land use and emissions of food

Image source: World Resources Institute 

According to the diagram from World Resource Institute (above), rearing beef requires approximately twice as much land per gram of protein as chicken and pork. It also requires 20 times more land and emits 20 times more greenhouse gases than the equivalent amount of plant-based proteins. Thus, it’s not surprising that beef production is the leading cause of deforestation in tropical rainforests such as the Amazon. 

On top of that, a quarter of the world’s greenhouse gas emission is pegged to agriculture and other related land use (i.e., soy cultivation for animal feed). Greenhouse emissions from livestock include methane, typically from Bovine belching—cow burps—and it can be up to 34 times more damaging to our planet.

In contrast, a plant-rich diet would require fewer resources like land and water, emit less greenhouse gas and help to improve the welfare of our animals. It also frees up more agricultural land, which is vital to feed a growing world population.


What I enjoy about being a vegetarian 

vegetarian meals

Being a vegetarian has its benefits as well; it’s easier on our pockets and better for our health! 

Plant-based proteins like tofu, lentils, tempeh, and chickpeas are more affordable than animal proteins. With a wide variety of choices available, it’s easy to whip up delicious meat-free and healthy meals! Studies have shown that a plant-rich diet may help to reduce the risk of heart disease, stroke, diabetes, and cancer. 

Personally, I feel less sluggish (no more post-meal food coma!), and my digestive system’s much happier; if you know, you know. 😉

Five tips for becoming a vegetarian 

We need to change the way we eat, but that doesn’t mean you have to give up meat entirely if you don’t want to; check out NY Times food reporter Melissa Clark’s tips for eating less meat. But if you’re keen on becoming a vegetarian, here are some tips for you:

1) Take baby steps

You don’t have to change your diet overnight. Instead, you can do it slowly and gradually. For example, you can start by going meatless once a week, or be a weekday vegetarian, etc. You can try being a pescatarian too, if you like seafood (try to choose sustainable choices if possible). The key here is to start slow so you can maintain your vegetarian diet easily.

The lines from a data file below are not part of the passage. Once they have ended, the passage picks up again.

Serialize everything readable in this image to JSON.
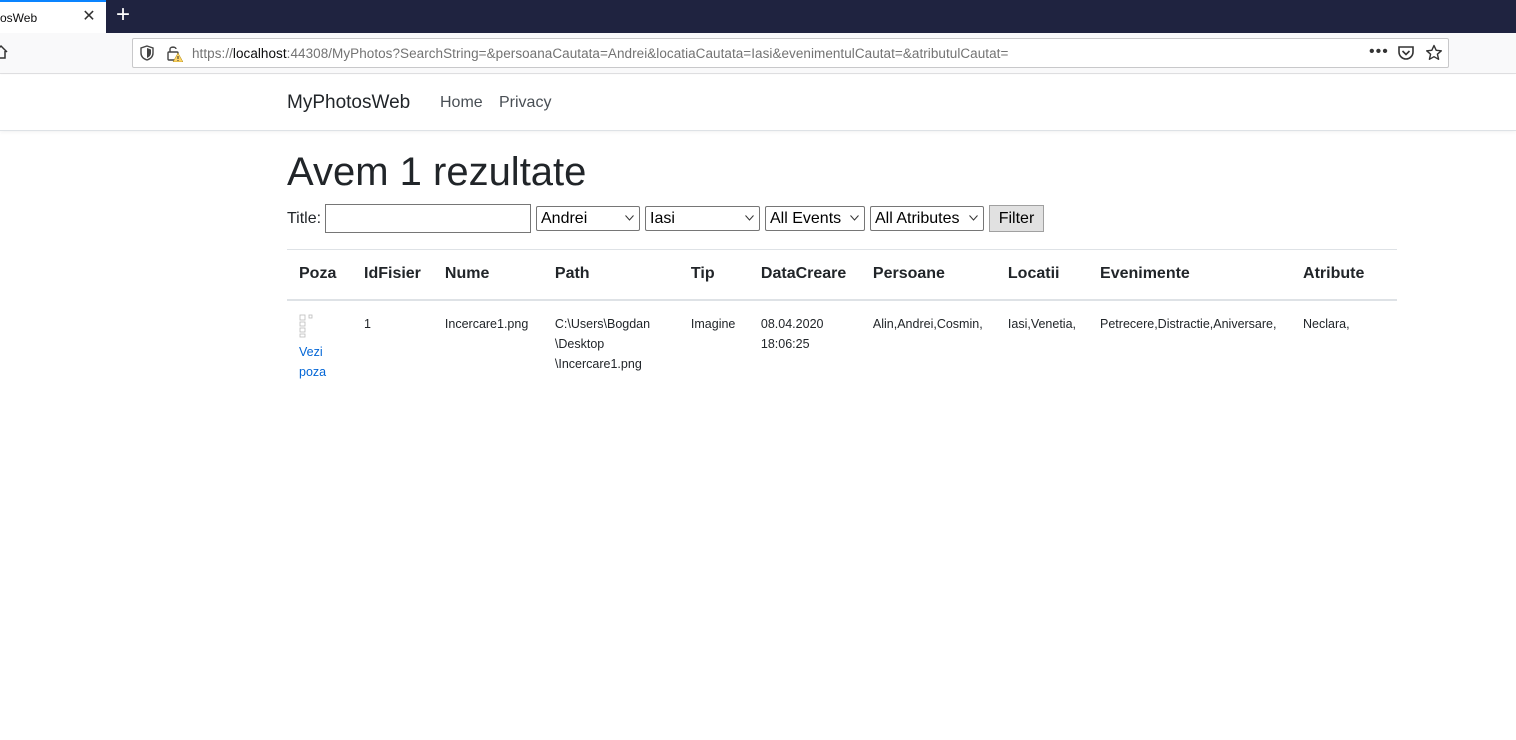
{
  "browser": {
    "tab_title": "osWeb",
    "url_prefix": "https://",
    "url_host": "localhost",
    "url_rest": ":44308/MyPhotos?SearchString=&persoanaCautata=Andrei&locatiaCautata=Iasi&evenimentulCautat=&atributulCautat="
  },
  "nav": {
    "brand": "MyPhotosWeb",
    "links": [
      "Home",
      "Privacy"
    ]
  },
  "page": {
    "title": "Avem 1 rezultate"
  },
  "filter": {
    "title_label": "Title:",
    "title_value": "",
    "person": "Andrei",
    "location": "Iasi",
    "event": "All Events",
    "attribute": "All Atributes",
    "button": "Filter"
  },
  "table": {
    "headers": [
      "Poza",
      "IdFisier",
      "Nume",
      "Path",
      "Tip",
      "DataCreare",
      "Persoane",
      "Locatii",
      "Evenimente",
      "Atribute"
    ],
    "rows": [
      {
        "link_line1": "Vezi",
        "link_line2": "poza",
        "id": "1",
        "name": "Incercare1.png",
        "path1": "C:\\Users\\Bogdan",
        "path2": "\\Desktop",
        "path3": "\\Incercare1.png",
        "type": "Imagine",
        "date": "08.04.2020",
        "time": "18:06:25",
        "persons": "Alin,Andrei,Cosmin,",
        "locations": "Iasi,Venetia,",
        "events": "Petrecere,Distractie,Aniversare,",
        "attributes": "Neclara,"
      }
    ]
  },
  "colors": {
    "tabbar": "#1f2340",
    "link": "#0366d6",
    "tab_accent": "#0a84ff"
  }
}
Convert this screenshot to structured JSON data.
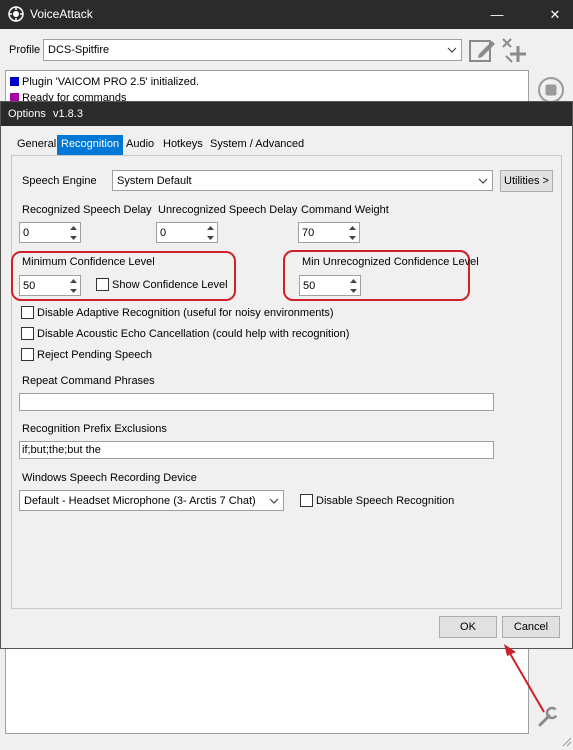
{
  "window": {
    "title": "VoiceAttack",
    "minimize": "—",
    "close": "✕"
  },
  "profile": {
    "label": "Profile",
    "value": "DCS-Spitfire"
  },
  "log": [
    {
      "text": "Plugin 'VAICOM PRO 2.5' initialized.",
      "color": "#0000cc"
    },
    {
      "text": "Ready for commands",
      "color": "#aa00aa"
    }
  ],
  "dialog": {
    "title": "Options",
    "version": "v1.8.3",
    "tabs": [
      {
        "label": "General"
      },
      {
        "label": "Recognition",
        "active": true
      },
      {
        "label": "Audio"
      },
      {
        "label": "Hotkeys"
      },
      {
        "label": "System / Advanced"
      }
    ],
    "speech_engine": {
      "label": "Speech Engine",
      "value": "System Default",
      "utilities_label": "Utilities >"
    },
    "recognized_delay": {
      "label": "Recognized Speech Delay",
      "value": "0"
    },
    "unrecognized_delay": {
      "label": "Unrecognized Speech Delay",
      "value": "0"
    },
    "command_weight": {
      "label": "Command Weight",
      "value": "70"
    },
    "min_confidence": {
      "label": "Minimum Confidence Level",
      "value": "50",
      "show_label": "Show Confidence Level",
      "show_checked": false
    },
    "min_unrecognized_confidence": {
      "label": "Min Unrecognized Confidence Level",
      "value": "50"
    },
    "options": [
      {
        "label": "Disable Adaptive Recognition (useful for noisy environments)",
        "checked": false
      },
      {
        "label": "Disable Acoustic Echo Cancellation (could help with recognition)",
        "checked": false
      },
      {
        "label": "Reject Pending Speech",
        "checked": false
      }
    ],
    "repeat_phrases": {
      "label": "Repeat Command Phrases",
      "value": ""
    },
    "prefix_exclusions": {
      "label": "Recognition Prefix Exclusions",
      "value": "if;but;the;but the"
    },
    "recording_device": {
      "label": "Windows Speech Recording Device",
      "value": "Default - Headset Microphone (3- Arctis 7 Chat)",
      "disable_label": "Disable Speech Recognition",
      "disable_checked": false
    },
    "ok_label": "OK",
    "cancel_label": "Cancel"
  },
  "colors": {
    "titlebar": "#2b2b2b",
    "accent": "#0078d7",
    "highlight": "#d0202a"
  }
}
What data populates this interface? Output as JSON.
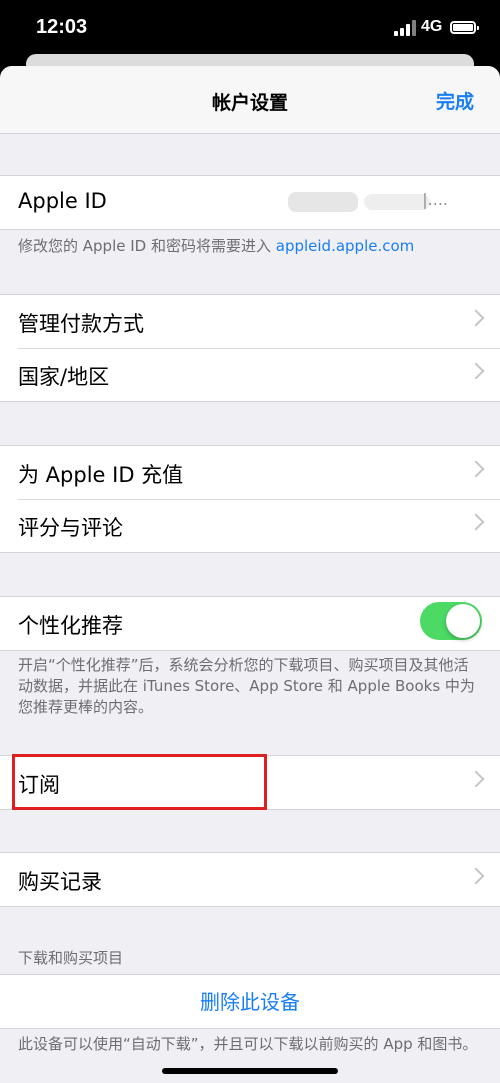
{
  "status_bar": {
    "time": "12:03",
    "network": "4G"
  },
  "nav": {
    "title": "帐户设置",
    "done_label": "完成"
  },
  "apple_id": {
    "label": "Apple ID",
    "value_suffix": "|....",
    "note_prefix": "修改您的 Apple ID 和密码将需要进入 ",
    "note_link": "appleid.apple.com"
  },
  "payment_group": [
    {
      "label": "管理付款方式"
    },
    {
      "label": "国家/地区"
    }
  ],
  "topup_group": [
    {
      "label": "为 Apple ID 充值"
    },
    {
      "label": "评分与评论"
    }
  ],
  "personalization": {
    "label": "个性化推荐",
    "toggle_on": true,
    "note": "开启“个性化推荐”后，系统会分析您的下载项目、购买项目及其他活动数据，并据此在 iTunes Store、App Store 和 Apple Books 中为您推荐更棒的内容。"
  },
  "subscriptions": {
    "label": "订阅"
  },
  "purchase_history": {
    "label": "购买记录"
  },
  "downloads": {
    "header": "下载和购买项目",
    "remove_label": "删除此设备",
    "note": "此设备可以使用“自动下载”，并且可以下载以前购买的 App 和图书。"
  },
  "colors": {
    "accent": "#1a7ef2",
    "toggle_on": "#4cd964",
    "highlight": "#e02020"
  }
}
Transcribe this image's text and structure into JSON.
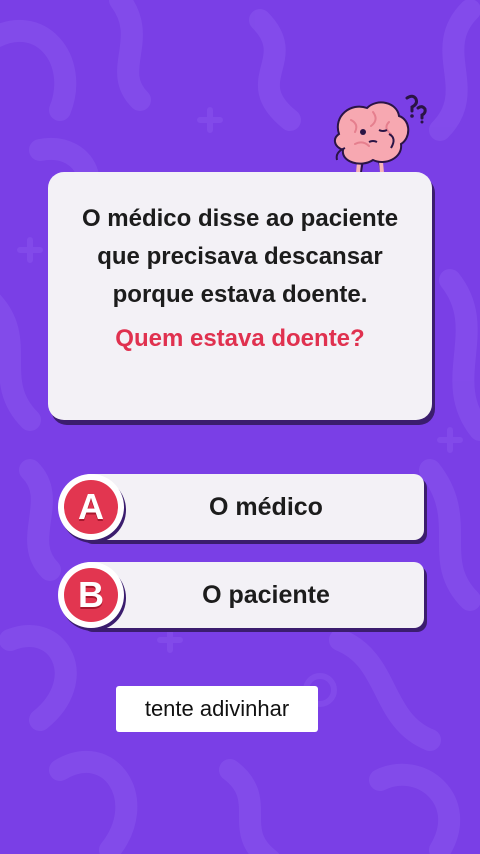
{
  "question": {
    "text": "O médico disse ao paciente que precisava descansar porque estava doente.",
    "prompt": "Quem estava doente?"
  },
  "answers": [
    {
      "letter": "A",
      "label": "O médico"
    },
    {
      "letter": "B",
      "label": "O paciente"
    }
  ],
  "hint_button": {
    "label": "tente adivinhar"
  },
  "mascot": {
    "icon": "brain-mascot-icon",
    "symbol": "?"
  },
  "colors": {
    "background": "#7a3fe6",
    "card": "#f3f1f6",
    "accent_red": "#e0314f",
    "shadow": "#3b1d6e"
  }
}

2) Know your ingredients

vegetarian ingredients

Understand the ingredients available to you, and look for meatless options! You’d be surprised, like I was when I first discovered the different soy proteins like soy chunks, soy sheets, soy sticks, etc. If you’re searching for that familiar texture of meat, there are many meatless options available in the supermarkets, such as Beyond, Quorn, and Impossible, to choose from. Find out your favourite ingredients and build a recipe for yourself from there. If you’re interested, you can read up on improvisational cooking!

3) Experiment and have fun

Get creative with different vegetarian recipes, and grab a friend to join you! Look for recipes online, bookmark your favourite recipes, and have a cooking date together. An extra pair of hands won’t spoil the soup; it’d be double the fun!

4) Plan ahead

meal prep vegetarian

Meal prep is my favourite thing to do on the weekend. I love planning recipes and reinventing the leftovers (because who likes to eat the same thing five times a week) to keep food waste to a minimum. Also, it’s handy to take note of the vegetarian restaurants around you or the places you’re heading to! It makes it easier for you to stick to your diet. Pro-tip: you can save restaurants on Google maps!

5) Be kind to yourself 

This is the most important tip! Always be kind to yourself, don’t be too hard on yourself if you missed one of your Meatless Mondays. The guilt can get to you and make your journey harder. Again, you don’t have to force yourself to go meatless entirely overnight. It’s a lifestyle change after all, and it will take time. Go slowly and gradually!


I’m not trying to make you a vegetarian (but if this convinced or inspired you, then hurray!); I’m trying to leave you a tiny breadcrumb trail and hopefully set you off on your less-meat-more-plants-diet journey. We can only make better choices if we’re more aware of the impacts of the food we eat. Keep yourself updated by reading or watching documentaries.